Top of Data to examine
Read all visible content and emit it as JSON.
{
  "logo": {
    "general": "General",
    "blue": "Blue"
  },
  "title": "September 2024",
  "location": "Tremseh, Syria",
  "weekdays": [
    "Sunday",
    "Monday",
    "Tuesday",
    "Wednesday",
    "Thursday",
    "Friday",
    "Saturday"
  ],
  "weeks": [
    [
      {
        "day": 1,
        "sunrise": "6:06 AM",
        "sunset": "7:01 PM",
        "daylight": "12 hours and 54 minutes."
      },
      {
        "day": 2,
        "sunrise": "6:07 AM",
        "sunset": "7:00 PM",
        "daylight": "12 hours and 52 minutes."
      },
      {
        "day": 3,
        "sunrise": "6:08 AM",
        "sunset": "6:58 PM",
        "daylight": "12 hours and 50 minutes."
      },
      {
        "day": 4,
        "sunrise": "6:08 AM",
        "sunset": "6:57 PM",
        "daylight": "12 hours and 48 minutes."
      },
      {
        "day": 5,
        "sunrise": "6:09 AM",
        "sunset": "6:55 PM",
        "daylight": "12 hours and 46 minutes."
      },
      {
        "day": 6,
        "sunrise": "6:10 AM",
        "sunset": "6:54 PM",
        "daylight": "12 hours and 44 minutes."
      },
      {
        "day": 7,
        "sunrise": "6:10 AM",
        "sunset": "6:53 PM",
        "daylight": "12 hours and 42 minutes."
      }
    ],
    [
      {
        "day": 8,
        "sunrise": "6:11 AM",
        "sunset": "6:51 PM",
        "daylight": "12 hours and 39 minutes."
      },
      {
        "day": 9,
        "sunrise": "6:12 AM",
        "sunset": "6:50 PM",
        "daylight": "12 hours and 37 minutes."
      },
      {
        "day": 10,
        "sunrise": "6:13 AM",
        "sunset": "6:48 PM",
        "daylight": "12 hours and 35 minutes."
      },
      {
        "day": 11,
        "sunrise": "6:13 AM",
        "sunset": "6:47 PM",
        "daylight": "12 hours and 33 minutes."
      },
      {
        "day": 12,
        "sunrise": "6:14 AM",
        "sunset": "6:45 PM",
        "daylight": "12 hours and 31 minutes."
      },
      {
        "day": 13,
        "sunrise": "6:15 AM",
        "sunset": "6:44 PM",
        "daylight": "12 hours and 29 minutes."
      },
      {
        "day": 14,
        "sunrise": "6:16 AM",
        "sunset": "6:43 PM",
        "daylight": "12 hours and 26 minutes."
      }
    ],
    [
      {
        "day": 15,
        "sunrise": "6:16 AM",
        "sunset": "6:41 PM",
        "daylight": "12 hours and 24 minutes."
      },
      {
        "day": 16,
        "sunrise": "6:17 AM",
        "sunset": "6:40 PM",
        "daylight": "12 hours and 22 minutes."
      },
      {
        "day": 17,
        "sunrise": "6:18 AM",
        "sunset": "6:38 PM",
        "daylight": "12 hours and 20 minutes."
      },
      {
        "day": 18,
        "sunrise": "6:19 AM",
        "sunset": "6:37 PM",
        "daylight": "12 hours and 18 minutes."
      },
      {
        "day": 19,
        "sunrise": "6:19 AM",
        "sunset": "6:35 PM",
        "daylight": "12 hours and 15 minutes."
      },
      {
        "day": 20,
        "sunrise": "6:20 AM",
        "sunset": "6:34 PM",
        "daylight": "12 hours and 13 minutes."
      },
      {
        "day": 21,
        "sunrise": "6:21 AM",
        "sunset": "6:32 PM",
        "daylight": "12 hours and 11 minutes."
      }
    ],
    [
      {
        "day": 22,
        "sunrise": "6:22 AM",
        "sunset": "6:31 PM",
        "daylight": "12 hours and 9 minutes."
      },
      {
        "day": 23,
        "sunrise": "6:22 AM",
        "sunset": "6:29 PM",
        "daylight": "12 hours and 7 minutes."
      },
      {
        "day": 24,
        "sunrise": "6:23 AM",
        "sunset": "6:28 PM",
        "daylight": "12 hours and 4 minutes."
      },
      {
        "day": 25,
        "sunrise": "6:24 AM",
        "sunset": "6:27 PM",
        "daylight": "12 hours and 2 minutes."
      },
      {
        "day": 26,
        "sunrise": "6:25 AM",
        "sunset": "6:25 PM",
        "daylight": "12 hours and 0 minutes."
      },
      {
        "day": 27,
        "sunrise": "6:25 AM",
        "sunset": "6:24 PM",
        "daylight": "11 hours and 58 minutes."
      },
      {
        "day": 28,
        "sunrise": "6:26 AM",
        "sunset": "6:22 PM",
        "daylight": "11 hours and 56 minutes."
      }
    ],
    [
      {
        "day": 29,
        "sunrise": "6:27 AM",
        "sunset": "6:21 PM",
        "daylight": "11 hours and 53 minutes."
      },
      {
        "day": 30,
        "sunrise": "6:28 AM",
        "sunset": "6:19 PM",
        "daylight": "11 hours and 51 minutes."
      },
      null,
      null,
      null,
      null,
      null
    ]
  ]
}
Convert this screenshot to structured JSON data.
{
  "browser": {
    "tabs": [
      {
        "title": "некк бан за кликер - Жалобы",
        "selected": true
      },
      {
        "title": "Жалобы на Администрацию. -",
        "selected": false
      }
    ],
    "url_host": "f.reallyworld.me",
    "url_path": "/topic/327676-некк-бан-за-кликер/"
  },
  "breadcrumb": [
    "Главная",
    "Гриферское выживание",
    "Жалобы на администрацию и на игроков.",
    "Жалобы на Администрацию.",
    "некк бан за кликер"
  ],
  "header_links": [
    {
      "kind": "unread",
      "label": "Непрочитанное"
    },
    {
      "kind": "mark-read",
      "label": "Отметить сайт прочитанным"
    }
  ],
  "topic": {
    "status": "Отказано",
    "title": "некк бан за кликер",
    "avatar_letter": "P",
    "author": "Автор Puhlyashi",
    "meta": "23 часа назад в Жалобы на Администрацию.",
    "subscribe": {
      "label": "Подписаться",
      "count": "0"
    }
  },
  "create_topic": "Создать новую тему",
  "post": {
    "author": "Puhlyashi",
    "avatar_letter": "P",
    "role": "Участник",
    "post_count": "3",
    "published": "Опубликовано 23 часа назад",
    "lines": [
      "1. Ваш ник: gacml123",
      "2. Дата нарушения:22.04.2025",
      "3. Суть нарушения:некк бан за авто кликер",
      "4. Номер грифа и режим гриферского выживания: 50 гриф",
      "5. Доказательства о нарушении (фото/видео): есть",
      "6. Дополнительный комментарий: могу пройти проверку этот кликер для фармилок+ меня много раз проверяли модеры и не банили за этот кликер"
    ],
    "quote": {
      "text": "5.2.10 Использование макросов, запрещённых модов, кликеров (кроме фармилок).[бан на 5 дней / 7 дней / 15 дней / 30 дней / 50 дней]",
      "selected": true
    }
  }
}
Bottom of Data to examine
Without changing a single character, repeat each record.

Read all visible content and emit it as JSON.
{
  "logo": {
    "general": "General",
    "blue": "Blue"
  },
  "title": "September 2024",
  "location": "Tremseh, Syria",
  "weekdays": [
    "Sunday",
    "Monday",
    "Tuesday",
    "Wednesday",
    "Thursday",
    "Friday",
    "Saturday"
  ],
  "weeks": [
    [
      {
        "day": 1,
        "sunrise": "6:06 AM",
        "sunset": "7:01 PM",
        "daylight": "12 hours and 54 minutes."
      },
      {
        "day": 2,
        "sunrise": "6:07 AM",
        "sunset": "7:00 PM",
        "daylight": "12 hours and 52 minutes."
      },
      {
        "day": 3,
        "sunrise": "6:08 AM",
        "sunset": "6:58 PM",
        "daylight": "12 hours and 50 minutes."
      },
      {
        "day": 4,
        "sunrise": "6:08 AM",
        "sunset": "6:57 PM",
        "daylight": "12 hours and 48 minutes."
      },
      {
        "day": 5,
        "sunrise": "6:09 AM",
        "sunset": "6:55 PM",
        "daylight": "12 hours and 46 minutes."
      },
      {
        "day": 6,
        "sunrise": "6:10 AM",
        "sunset": "6:54 PM",
        "daylight": "12 hours and 44 minutes."
      },
      {
        "day": 7,
        "sunrise": "6:10 AM",
        "sunset": "6:53 PM",
        "daylight": "12 hours and 42 minutes."
      }
    ],
    [
      {
        "day": 8,
        "sunrise": "6:11 AM",
        "sunset": "6:51 PM",
        "daylight": "12 hours and 39 minutes."
      },
      {
        "day": 9,
        "sunrise": "6:12 AM",
        "sunset": "6:50 PM",
        "daylight": "12 hours and 37 minutes."
      },
      {
        "day": 10,
        "sunrise": "6:13 AM",
        "sunset": "6:48 PM",
        "daylight": "12 hours and 35 minutes."
      },
      {
        "day": 11,
        "sunrise": "6:13 AM",
        "sunset": "6:47 PM",
        "daylight": "12 hours and 33 minutes."
      },
      {
        "day": 12,
        "sunrise": "6:14 AM",
        "sunset": "6:45 PM",
        "daylight": "12 hours and 31 minutes."
      },
      {
        "day": 13,
        "sunrise": "6:15 AM",
        "sunset": "6:44 PM",
        "daylight": "12 hours and 29 minutes."
      },
      {
        "day": 14,
        "sunrise": "6:16 AM",
        "sunset": "6:43 PM",
        "daylight": "12 hours and 26 minutes."
      }
    ],
    [
      {
        "day": 15,
        "sunrise": "6:16 AM",
        "sunset": "6:41 PM",
        "daylight": "12 hours and 24 minutes."
      },
      {
        "day": 16,
        "sunrise": "6:17 AM",
        "sunset": "6:40 PM",
        "daylight": "12 hours and 22 minutes."
      },
      {
        "day": 17,
        "sunrise": "6:18 AM",
        "sunset": "6:38 PM",
        "daylight": "12 hours and 20 minutes."
      },
      {
        "day": 18,
        "sunrise": "6:19 AM",
        "sunset": "6:37 PM",
        "daylight": "12 hours and 18 minutes."
      },
      {
        "day": 19,
        "sunrise": "6:19 AM",
        "sunset": "6:35 PM",
        "daylight": "12 hours and 15 minutes."
      },
      {
        "day": 20,
        "sunrise": "6:20 AM",
        "sunset": "6:34 PM",
        "daylight": "12 hours and 13 minutes."
      },
      {
        "day": 21,
        "sunrise": "6:21 AM",
        "sunset": "6:32 PM",
        "daylight": "12 hours and 11 minutes."
      }
    ],
    [
      {
        "day": 22,
        "sunrise": "6:22 AM",
        "sunset": "6:31 PM",
        "daylight": "12 hours and 9 minutes."
      },
      {
        "day": 23,
        "sunrise": "6:22 AM",
        "sunset": "6:29 PM",
        "daylight": "12 hours and 7 minutes."
      },
      {
        "day": 24,
        "sunrise": "6:23 AM",
        "sunset": "6:28 PM",
        "daylight": "12 hours and 4 minutes."
      },
      {
        "day": 25,
        "sunrise": "6:24 AM",
        "sunset": "6:27 PM",
        "daylight": "12 hours and 2 minutes."
      },
      {
        "day": 26,
        "sunrise": "6:25 AM",
        "sunset": "6:25 PM",
        "daylight": "12 hours and 0 minutes."
      },
      {
        "day": 27,
        "sunrise": "6:25 AM",
        "sunset": "6:24 PM",
        "daylight": "11 hours and 58 minutes."
      },
      {
        "day": 28,
        "sunrise": "6:26 AM",
        "sunset": "6:22 PM",
        "daylight": "11 hours and 56 minutes."
      }
    ],
    [
      {
        "day": 29,
        "sunrise": "6:27 AM",
        "sunset": "6:21 PM",
        "daylight": "11 hours and 53 minutes."
      },
      {
        "day": 30,
        "sunrise": "6:28 AM",
        "sunset": "6:19 PM",
        "daylight": "11 hours and 51 minutes."
      },
      null,
      null,
      null,
      null,
      null
    ]
  ]
}
Convert this screenshot to structured JSON data.
{
  "browser": {
    "tabs": [
      {
        "title": "некк бан за кликер - Жалобы",
        "selected": true
      },
      {
        "title": "Жалобы на Администрацию. -",
        "selected": false
      }
    ],
    "url_host": "f.reallyworld.me",
    "url_path": "/topic/327676-некк-бан-за-кликер/"
  },
  "breadcrumb": [
    "Главная",
    "Гриферское выживание",
    "Жалобы на администрацию и на игроков.",
    "Жалобы на Администрацию.",
    "некк бан за кликер"
  ],
  "header_links": [
    {
      "kind": "unread",
      "label": "Непрочитанное"
    },
    {
      "kind": "mark-read",
      "label": "Отметить сайт прочитанным"
    }
  ],
  "topic": {
    "status": "Отказано",
    "title": "некк бан за кликер",
    "avatar_letter": "P",
    "author": "Автор Puhlyashi",
    "meta": "23 часа назад в Жалобы на Администрацию.",
    "subscribe": {
      "label": "Подписаться",
      "count": "0"
    }
  },
  "create_topic": "Создать новую тему",
  "post": {
    "author": "Puhlyashi",
    "avatar_letter": "P",
    "role": "Участник",
    "post_count": "3",
    "published": "Опубликовано 23 часа назад",
    "lines": [
      "1. Ваш ник: gacml123",
      "2. Дата нарушения:22.04.2025",
      "3. Суть нарушения:некк бан за авто кликер",
      "4. Номер грифа и режим гриферского выживания: 50 гриф",
      "5. Доказательства о нарушении (фото/видео): есть",
      "6. Дополнительный комментарий: могу пройти проверку этот кликер для фармилок+ меня много раз проверяли модеры и не банили за этот кликер"
    ],
    "quote": {
      "text": "5.2.10 Использование макросов, запрещённых модов, кликеров (кроме фармилок).[бан на 5 дней / 7 дней / 15 дней / 30 дней / 50 дней]",
      "selected": true
    }
  }
}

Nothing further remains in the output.